[Opening DATA SECTION section]

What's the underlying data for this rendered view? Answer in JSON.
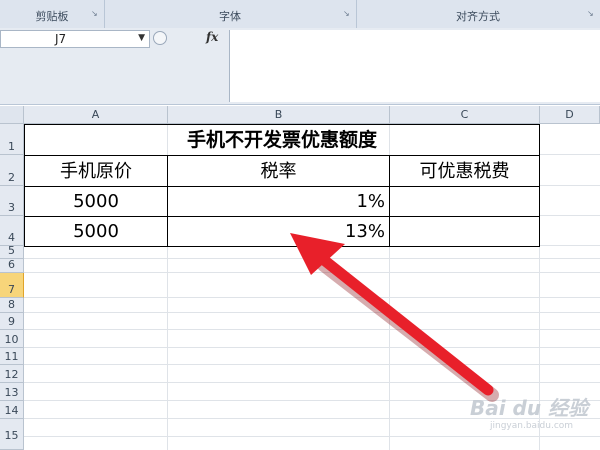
{
  "ribbon": {
    "groups": [
      {
        "label": "剪贴板"
      },
      {
        "label": "字体"
      },
      {
        "label": "对齐方式"
      }
    ]
  },
  "formula_bar": {
    "name_box": "J7",
    "fx_label": "fx",
    "formula": ""
  },
  "sheet": {
    "columns": [
      "A",
      "B",
      "C",
      "D"
    ],
    "rows": [
      "1",
      "2",
      "3",
      "4",
      "5",
      "6",
      "7",
      "8",
      "9",
      "10",
      "11",
      "12",
      "13",
      "14",
      "15"
    ],
    "active_row": "7",
    "table": {
      "title": "手机不开发票优惠额度",
      "headers": [
        "手机原价",
        "税率",
        "可优惠税费"
      ],
      "rows": [
        {
          "price": "5000",
          "rate": "1%",
          "discount": ""
        },
        {
          "price": "5000",
          "rate": "13%",
          "discount": ""
        }
      ]
    }
  },
  "annotation": {
    "arrow_color": "#e8202a"
  },
  "watermark": {
    "text": "Bai du 经验",
    "url": "jingyan.baidu.com"
  }
}
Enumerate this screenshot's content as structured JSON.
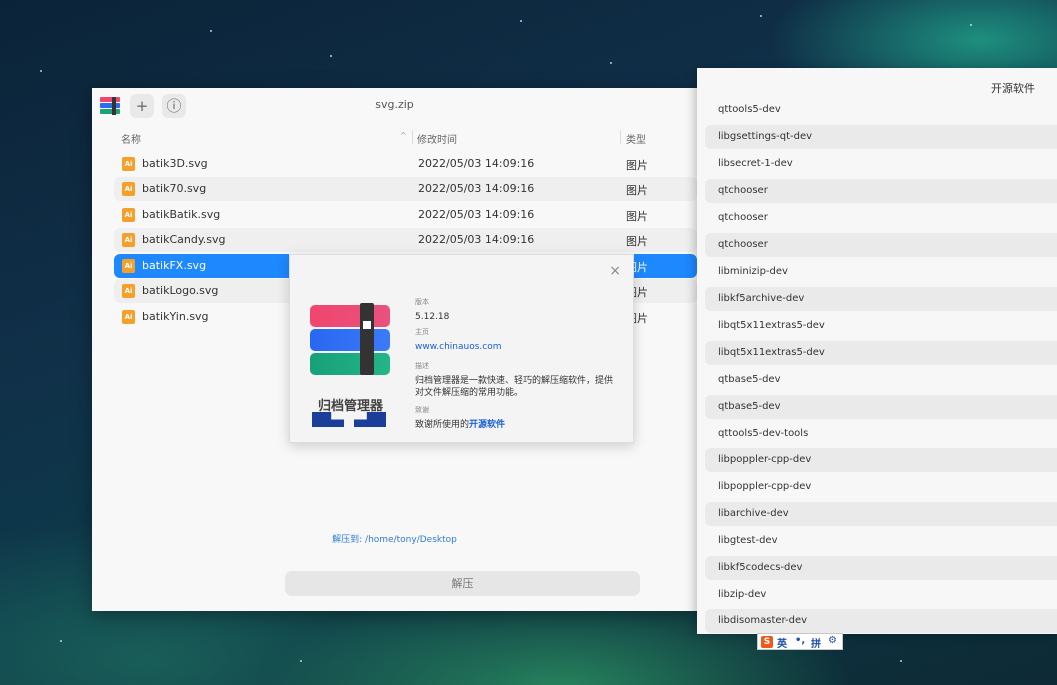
{
  "window": {
    "title": "svg.zip",
    "add_icon": "plus-icon",
    "info_icon": "info-icon",
    "add_glyph": "+",
    "info_glyph": "ⓘ"
  },
  "table": {
    "headers": [
      "名称",
      "修改时间",
      "类型"
    ],
    "sort_glyph": "^",
    "rows": [
      {
        "name": "batik3D.svg",
        "date": "2022/05/03 14:09:16",
        "type": "图片"
      },
      {
        "name": "batik70.svg",
        "date": "2022/05/03 14:09:16",
        "type": "图片"
      },
      {
        "name": "batikBatik.svg",
        "date": "2022/05/03 14:09:16",
        "type": "图片"
      },
      {
        "name": "batikCandy.svg",
        "date": "2022/05/03 14:09:16",
        "type": "图片"
      },
      {
        "name": "batikFX.svg",
        "date": "",
        "type": "图片"
      },
      {
        "name": "batikLogo.svg",
        "date": "",
        "type": "图片"
      },
      {
        "name": "batikYin.svg",
        "date": "",
        "type": "图片"
      }
    ],
    "file_icon_glyph": "Ai"
  },
  "footer": {
    "extract_path": "解压到: /home/tony/Desktop",
    "extract_button": "解压"
  },
  "about": {
    "close_glyph": "×",
    "app_name": "归档管理器",
    "version_label": "版本",
    "version": "5.12.18",
    "homepage_label": "主页",
    "homepage": "www.chinauos.com",
    "desc_label": "描述",
    "description": "归档管理器是一款快速、轻巧的解压缩软件，提供对文件解压缩的常用功能。",
    "ack_label": "致谢",
    "ack_text": "致谢所使用的",
    "ack_link": "开源软件"
  },
  "open_source_panel": {
    "title": "开源软件",
    "items": [
      "qttools5-dev",
      "libgsettings-qt-dev",
      "libsecret-1-dev",
      "qtchooser",
      "qtchooser",
      "qtchooser",
      "libminizip-dev",
      "libkf5archive-dev",
      "libqt5x11extras5-dev",
      "libqt5x11extras5-dev",
      "qtbase5-dev",
      "qtbase5-dev",
      "qttools5-dev-tools",
      "libpoppler-cpp-dev",
      "libpoppler-cpp-dev",
      "libarchive-dev",
      "libgtest-dev",
      "libkf5codecs-dev",
      "libzip-dev",
      "libdisomaster-dev"
    ]
  },
  "ime": {
    "logo": "S",
    "lang": "英",
    "punct": "•,",
    "mode": "拼",
    "settings_glyph": "⚙"
  },
  "colors": {
    "accent": "#1e88ff",
    "link": "#1a5fd6"
  }
}
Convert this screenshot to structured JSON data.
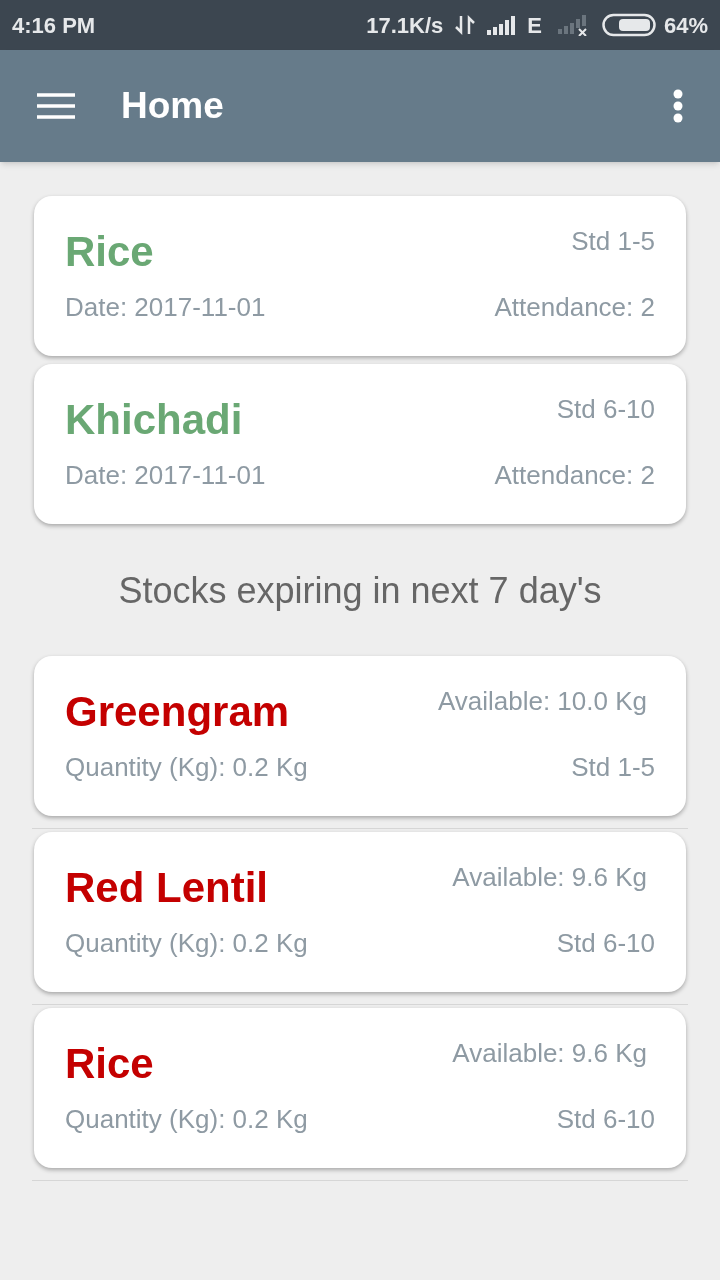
{
  "status_bar": {
    "time": "4:16 PM",
    "speed": "17.1K/s",
    "network": "E",
    "battery": "64%"
  },
  "app_bar": {
    "title": "Home"
  },
  "meals": [
    {
      "name": "Rice",
      "standard": "Std 1-5",
      "date": "Date: 2017-11-01",
      "attendance": "Attendance: 2"
    },
    {
      "name": "Khichadi",
      "standard": "Std 6-10",
      "date": "Date: 2017-11-01",
      "attendance": "Attendance: 2"
    }
  ],
  "stocks_heading": "Stocks expiring in next 7 day's",
  "stocks": [
    {
      "name": "Greengram",
      "available": "Available: 10.0 Kg",
      "quantity": "Quantity (Kg): 0.2 Kg",
      "standard": "Std 1-5"
    },
    {
      "name": "Red Lentil",
      "available": "Available: 9.6 Kg",
      "quantity": "Quantity (Kg): 0.2 Kg",
      "standard": "Std 6-10"
    },
    {
      "name": "Rice",
      "available": "Available: 9.6 Kg",
      "quantity": "Quantity (Kg): 0.2 Kg",
      "standard": "Std 6-10"
    }
  ]
}
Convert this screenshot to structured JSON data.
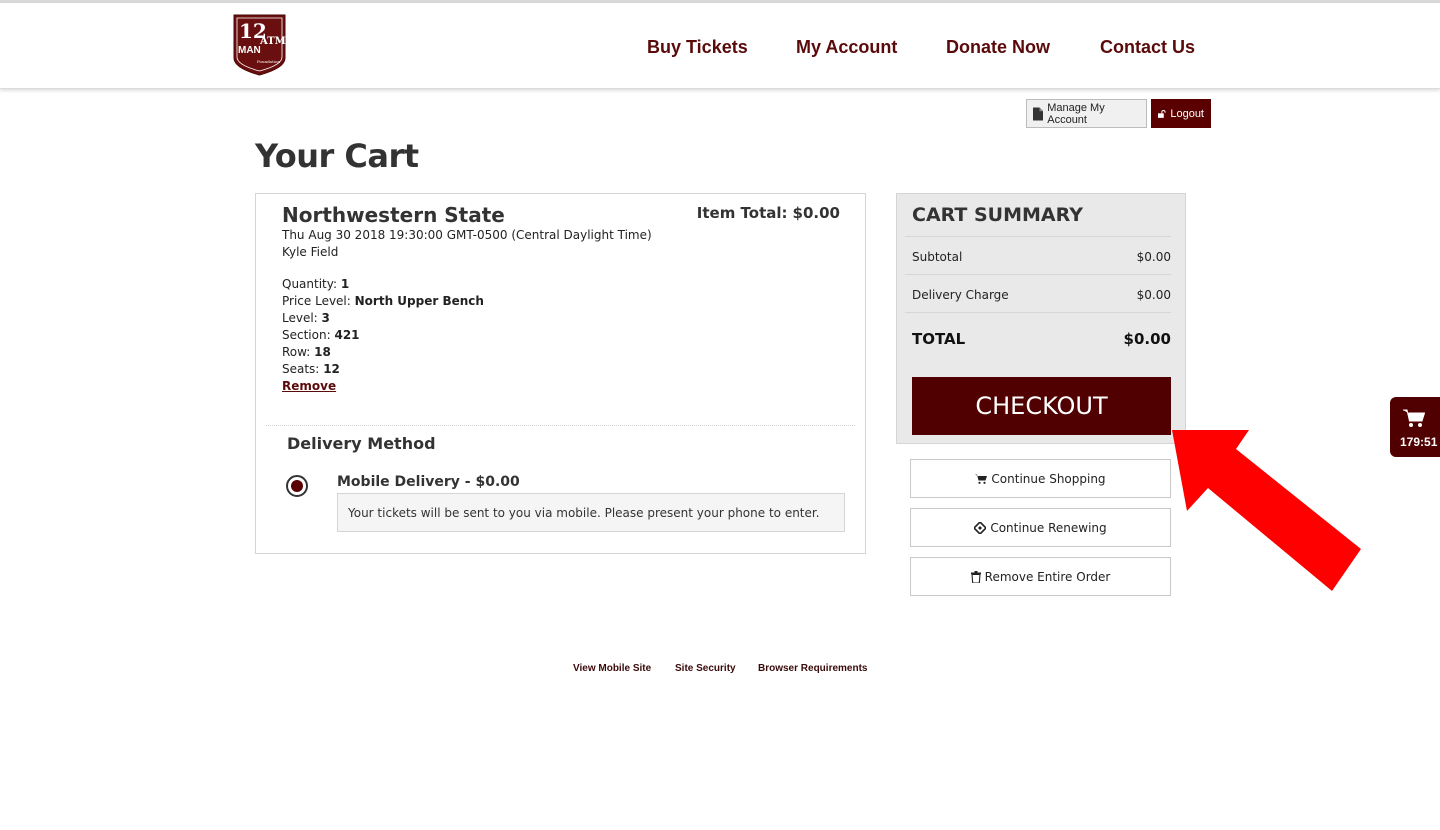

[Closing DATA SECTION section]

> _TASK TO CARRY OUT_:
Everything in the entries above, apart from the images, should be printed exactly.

> _SOLUTION TO THIS PROBLEM_:
What's the underlying data for this rendered view? Answer in JSON.
{
  "ribbon": {
    "groups": [
      {
        "label": "剪贴板"
      },
      {
        "label": "字体"
      },
      {
        "label": "对齐方式"
      }
    ]
  },
  "formula_bar": {
    "name_box": "J7",
    "fx_label": "fx",
    "formula": ""
  },
  "sheet": {
    "columns": [
      "A",
      "B",
      "C",
      "D"
    ],
    "rows": [
      "1",
      "2",
      "3",
      "4",
      "5",
      "6",
      "7",
      "8",
      "9",
      "10",
      "11",
      "12",
      "13",
      "14",
      "15"
    ],
    "active_row": "7",
    "table": {
      "title": "手机不开发票优惠额度",
      "headers": [
        "手机原价",
        "税率",
        "可优惠税费"
      ],
      "rows": [
        {
          "price": "5000",
          "rate": "1%",
          "discount": ""
        },
        {
          "price": "5000",
          "rate": "13%",
          "discount": ""
        }
      ]
    }
  },
  "annotation": {
    "arrow_color": "#e8202a"
  },
  "watermark": {
    "text": "Bai du 经验",
    "url": "jingyan.baidu.com"
  }
}
Enumerate this screenshot's content as structured JSON.
{
  "window": {
    "title": "svg.zip",
    "add_icon": "plus-icon",
    "info_icon": "info-icon",
    "add_glyph": "+",
    "info_glyph": "ⓘ"
  },
  "table": {
    "headers": [
      "名称",
      "修改时间",
      "类型"
    ],
    "sort_glyph": "^",
    "rows": [
      {
        "name": "batik3D.svg",
        "date": "2022/05/03 14:09:16",
        "type": "图片"
      },
      {
        "name": "batik70.svg",
        "date": "2022/05/03 14:09:16",
        "type": "图片"
      },
      {
        "name": "batikBatik.svg",
        "date": "2022/05/03 14:09:16",
        "type": "图片"
      },
      {
        "name": "batikCandy.svg",
        "date": "2022/05/03 14:09:16",
        "type": "图片"
      },
      {
        "name": "batikFX.svg",
        "date": "",
        "type": "图片"
      },
      {
        "name": "batikLogo.svg",
        "date": "",
        "type": "图片"
      },
      {
        "name": "batikYin.svg",
        "date": "",
        "type": "图片"
      }
    ],
    "file_icon_glyph": "Ai"
  },
  "footer": {
    "extract_path": "解压到: /home/tony/Desktop",
    "extract_button": "解压"
  },
  "about": {
    "close_glyph": "×",
    "app_name": "归档管理器",
    "version_label": "版本",
    "version": "5.12.18",
    "homepage_label": "主页",
    "homepage": "www.chinauos.com",
    "desc_label": "描述",
    "description": "归档管理器是一款快速、轻巧的解压缩软件，提供对文件解压缩的常用功能。",
    "ack_label": "致谢",
    "ack_text": "致谢所使用的",
    "ack_link": "开源软件"
  },
  "open_source_panel": {
    "title": "开源软件",
    "items": [
      "qttools5-dev",
      "libgsettings-qt-dev",
      "libsecret-1-dev",
      "qtchooser",
      "qtchooser",
      "qtchooser",
      "libminizip-dev",
      "libkf5archive-dev",
      "libqt5x11extras5-dev",
      "libqt5x11extras5-dev",
      "qtbase5-dev",
      "qtbase5-dev",
      "qttools5-dev-tools",
      "libpoppler-cpp-dev",
      "libpoppler-cpp-dev",
      "libarchive-dev",
      "libgtest-dev",
      "libkf5codecs-dev",
      "libzip-dev",
      "libdisomaster-dev"
    ]
  },
  "ime": {
    "logo": "S",
    "lang": "英",
    "punct": "•,",
    "mode": "拼",
    "settings_glyph": "⚙"
  },
  "colors": {
    "accent": "#1e88ff",
    "link": "#1a5fd6"
  }
}
Convert this screenshot to structured JSON data.
{
  "status_bar": {
    "time": "4:16 PM",
    "speed": "17.1K/s",
    "network": "E",
    "battery": "64%"
  },
  "app_bar": {
    "title": "Home"
  },
  "meals": [
    {
      "name": "Rice",
      "standard": "Std 1-5",
      "date": "Date: 2017-11-01",
      "attendance": "Attendance: 2"
    },
    {
      "name": "Khichadi",
      "standard": "Std 6-10",
      "date": "Date: 2017-11-01",
      "attendance": "Attendance: 2"
    }
  ],
  "stocks_heading": "Stocks expiring in next 7 day's",
  "stocks": [
    {
      "name": "Greengram",
      "available": "Available: 10.0 Kg",
      "quantity": "Quantity (Kg): 0.2 Kg",
      "standard": "Std 1-5"
    },
    {
      "name": "Red Lentil",
      "available": "Available: 9.6 Kg",
      "quantity": "Quantity (Kg): 0.2 Kg",
      "standard": "Std 6-10"
    },
    {
      "name": "Rice",
      "available": "Available: 9.6 Kg",
      "quantity": "Quantity (Kg): 0.2 Kg",
      "standard": "Std 6-10"
    }
  ]
}
Convert this screenshot to structured JSON data.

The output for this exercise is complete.